▶ THE TASK
From the entries below, gather each line containing the word "placeholder".

#####

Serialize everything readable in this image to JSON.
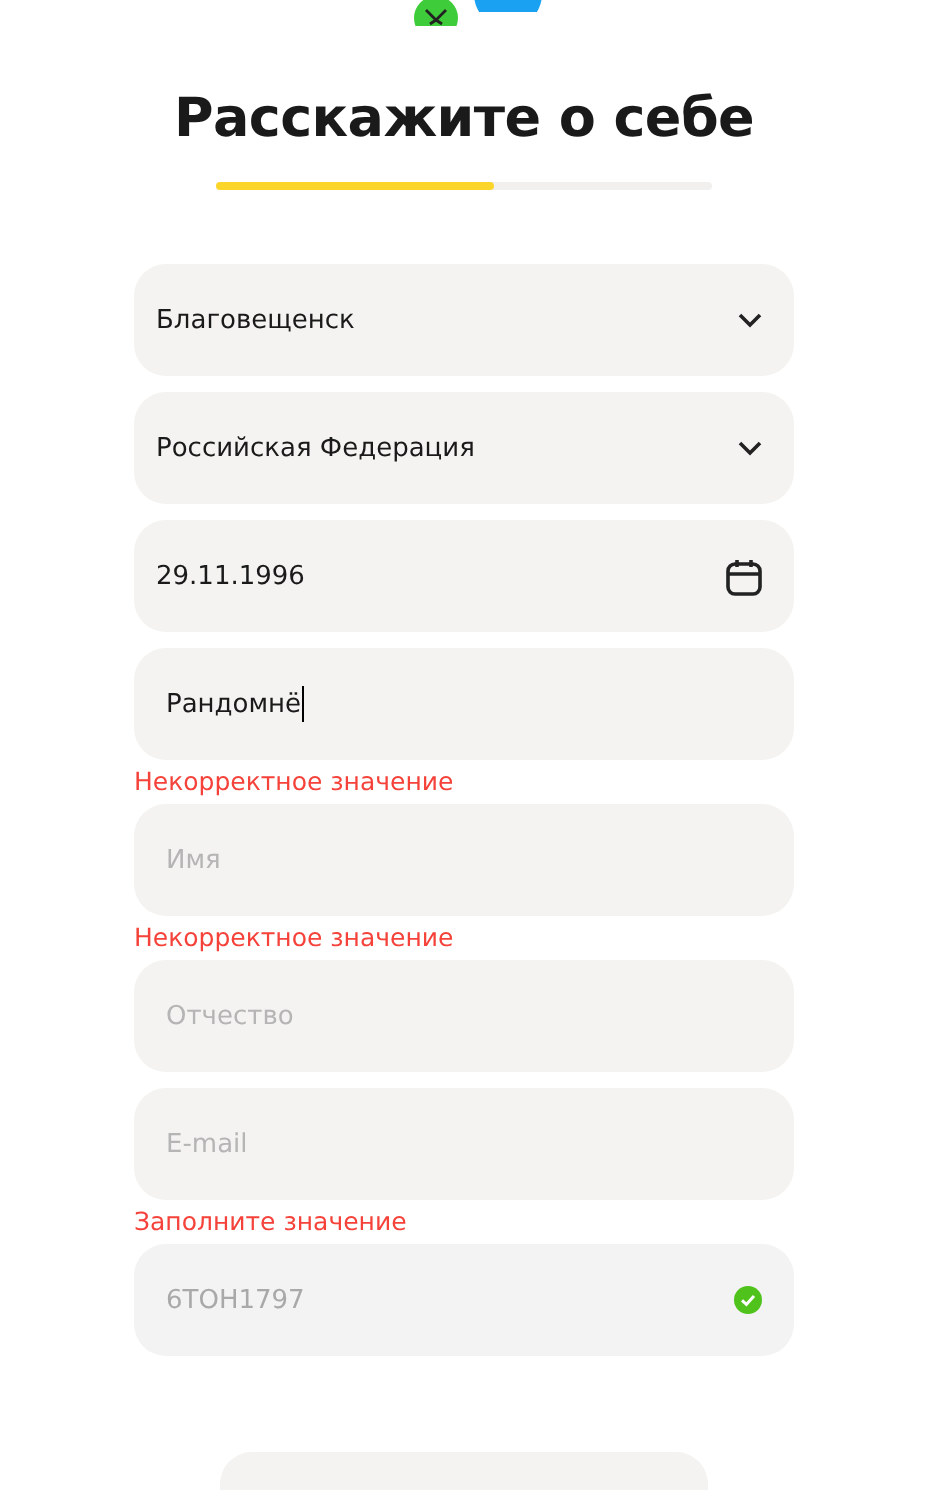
{
  "title": "Расскажите о себе",
  "progress": {
    "level": 0.56
  },
  "fields": [
    {
      "kind": "select",
      "value": "Благовещенск"
    },
    {
      "kind": "select",
      "value": "Российская Федерация"
    },
    {
      "kind": "date",
      "value": "29.11.1996"
    },
    {
      "kind": "text",
      "value": "Рандомнё",
      "focused": true,
      "error": "Некорректное значение"
    },
    {
      "kind": "text",
      "placeholder": "Имя",
      "error": "Некорректное значение"
    },
    {
      "kind": "text",
      "placeholder": "Отчество"
    },
    {
      "kind": "text",
      "placeholder": "E-mail",
      "error": "Заполните значение"
    },
    {
      "kind": "verified",
      "value": "6TOH1797",
      "disabled": true
    }
  ]
}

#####

▶ EXERCISE SOLUTION
      "placeholder": "Имя",
      "placeholder": "Отчество"
      "placeholder": "E-mail",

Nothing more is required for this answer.